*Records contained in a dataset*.
Content starts

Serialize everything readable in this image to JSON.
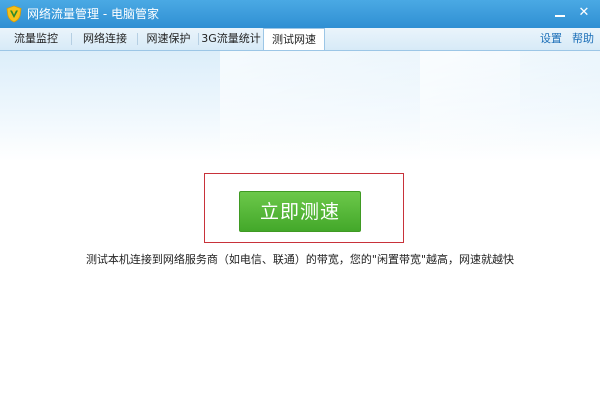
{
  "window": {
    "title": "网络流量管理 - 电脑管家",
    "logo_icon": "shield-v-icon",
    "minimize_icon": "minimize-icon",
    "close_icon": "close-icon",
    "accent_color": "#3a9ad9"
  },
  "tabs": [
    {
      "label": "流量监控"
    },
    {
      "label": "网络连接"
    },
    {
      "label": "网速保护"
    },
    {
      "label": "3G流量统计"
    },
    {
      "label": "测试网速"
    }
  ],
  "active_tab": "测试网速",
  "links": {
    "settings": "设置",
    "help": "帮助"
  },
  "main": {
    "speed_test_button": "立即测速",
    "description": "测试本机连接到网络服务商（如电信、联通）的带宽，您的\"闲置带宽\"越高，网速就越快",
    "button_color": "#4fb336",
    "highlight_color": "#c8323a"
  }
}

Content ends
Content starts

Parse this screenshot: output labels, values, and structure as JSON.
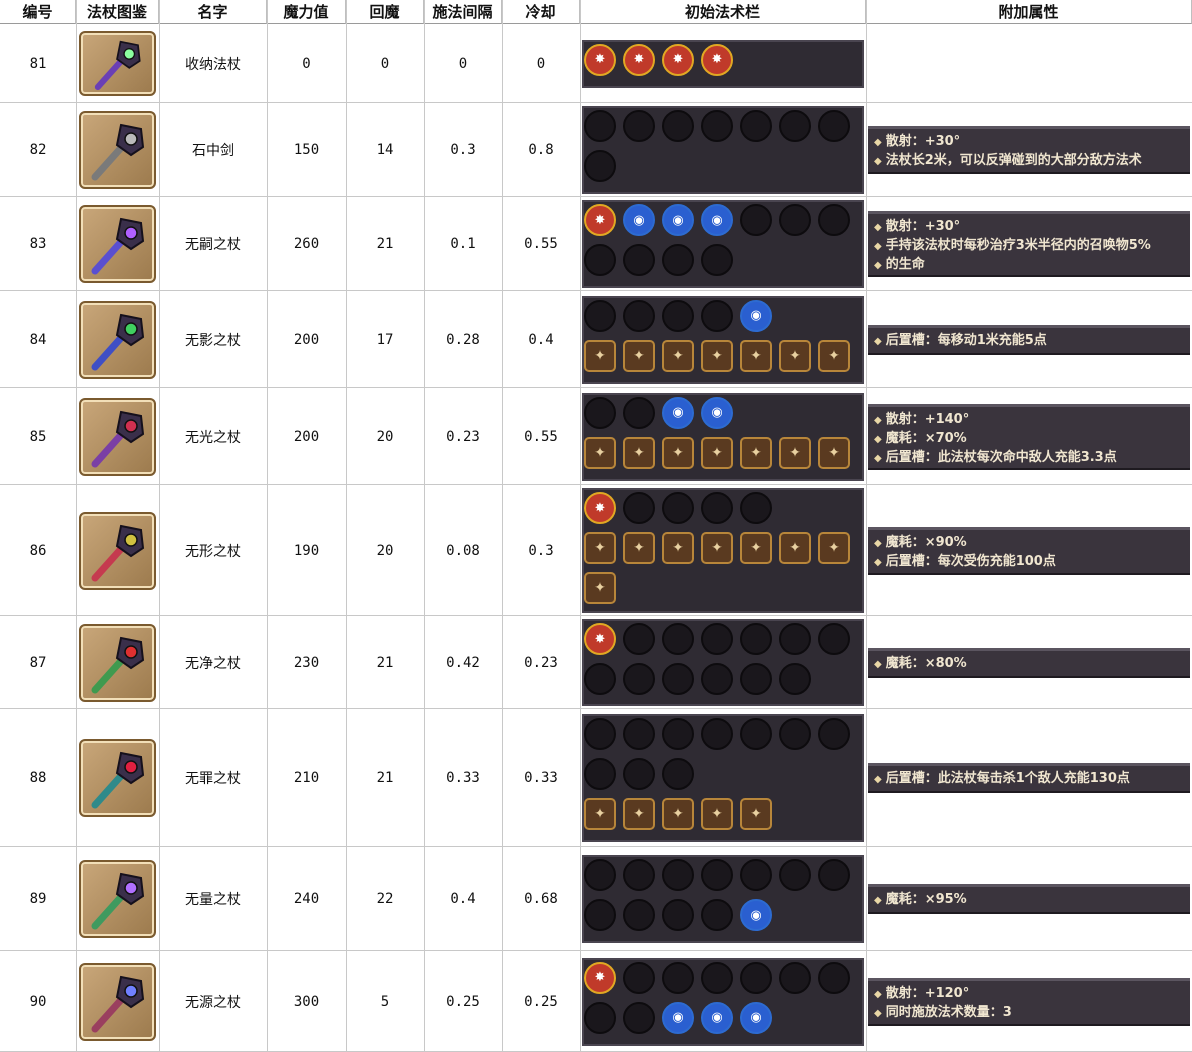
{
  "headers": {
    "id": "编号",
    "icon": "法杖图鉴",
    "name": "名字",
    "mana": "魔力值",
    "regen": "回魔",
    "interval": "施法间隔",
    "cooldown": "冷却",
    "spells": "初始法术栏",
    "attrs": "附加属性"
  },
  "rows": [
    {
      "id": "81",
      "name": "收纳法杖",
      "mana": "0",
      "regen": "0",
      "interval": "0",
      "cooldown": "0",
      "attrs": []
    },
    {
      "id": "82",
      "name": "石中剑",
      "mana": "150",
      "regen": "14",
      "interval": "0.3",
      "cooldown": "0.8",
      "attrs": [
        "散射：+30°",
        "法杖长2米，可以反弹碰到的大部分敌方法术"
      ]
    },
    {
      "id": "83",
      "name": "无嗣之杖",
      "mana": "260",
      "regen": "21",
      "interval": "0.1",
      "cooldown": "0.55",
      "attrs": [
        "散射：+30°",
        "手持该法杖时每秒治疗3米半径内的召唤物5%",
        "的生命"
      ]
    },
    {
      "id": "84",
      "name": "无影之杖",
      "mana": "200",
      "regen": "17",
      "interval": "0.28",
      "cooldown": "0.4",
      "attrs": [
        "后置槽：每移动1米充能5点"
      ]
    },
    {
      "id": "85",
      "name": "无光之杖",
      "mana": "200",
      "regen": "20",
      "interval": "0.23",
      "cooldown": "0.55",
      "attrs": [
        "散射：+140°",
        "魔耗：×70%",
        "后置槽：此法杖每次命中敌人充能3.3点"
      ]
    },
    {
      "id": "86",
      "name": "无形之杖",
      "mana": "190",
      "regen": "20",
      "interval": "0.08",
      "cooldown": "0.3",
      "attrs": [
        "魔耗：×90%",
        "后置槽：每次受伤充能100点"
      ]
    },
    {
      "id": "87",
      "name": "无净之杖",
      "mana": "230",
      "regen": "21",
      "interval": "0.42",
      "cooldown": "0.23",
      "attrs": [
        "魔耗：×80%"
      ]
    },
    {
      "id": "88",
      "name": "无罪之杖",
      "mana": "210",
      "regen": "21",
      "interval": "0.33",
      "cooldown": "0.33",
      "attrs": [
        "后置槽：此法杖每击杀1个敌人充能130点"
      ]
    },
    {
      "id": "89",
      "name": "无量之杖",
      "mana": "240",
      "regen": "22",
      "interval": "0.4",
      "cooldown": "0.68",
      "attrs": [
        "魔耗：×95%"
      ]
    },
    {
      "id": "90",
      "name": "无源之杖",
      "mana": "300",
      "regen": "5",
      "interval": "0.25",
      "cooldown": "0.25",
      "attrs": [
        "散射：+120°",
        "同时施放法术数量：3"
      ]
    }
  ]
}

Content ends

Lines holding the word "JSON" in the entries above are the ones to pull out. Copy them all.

*Answer section*.
Serialize everything readable in this image to JSON.
Parse this screenshot: output labels, values, and structure as JSON.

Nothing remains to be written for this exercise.